Prudence, Parmigianino. Girolamo Francesco Maria Mazzola, Italian.
Allegorical print showing a woman as Prudence, one of the cardinal virtues, seated with left elbow resting on left knee, looking to the left into a mirror which she is holding in her right hand; with a large urn on her left.
Title from Graphic sampler / compiled by Renata V. Shaw, Prints and Photographs Division. Washington : Library of Congress, 1979, pp. 24-28.
Attributed to Ugo da Carpi and Vicentino.
After Parmigianino (1503-1540).
Republished by Andrea Andreani (1560-1623).
Print originally part of Pembroke album, no. 32.
Graphic sampler, p. 26, no. 32
Printmaking in woodcut and engraving came to Northern Italy within a few decades of their invention north of the Alps. Engraving probably came first to Florence in the 1440s, the goldsmith Maso Finiguerra (1426–64) used the technique.
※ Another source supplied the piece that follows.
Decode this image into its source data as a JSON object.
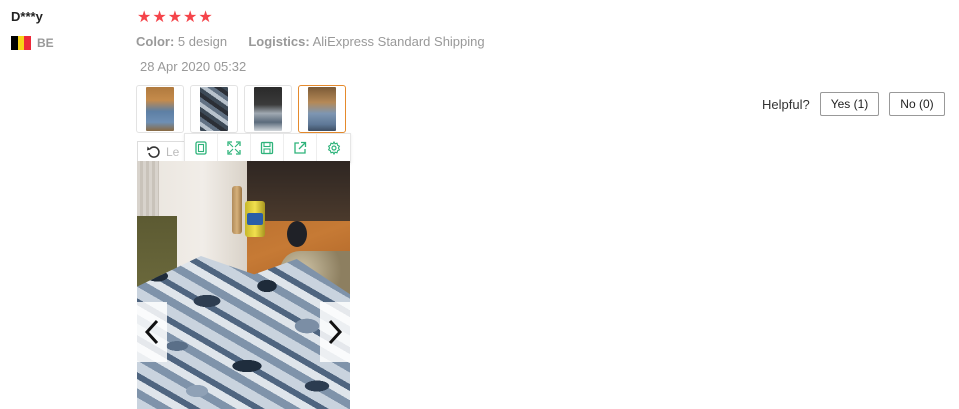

Italian engraving caught the very early Renaissance, 1460–1490. Print copying was a widely accepted practice, as well as copying of paintings viewed as images in their own right.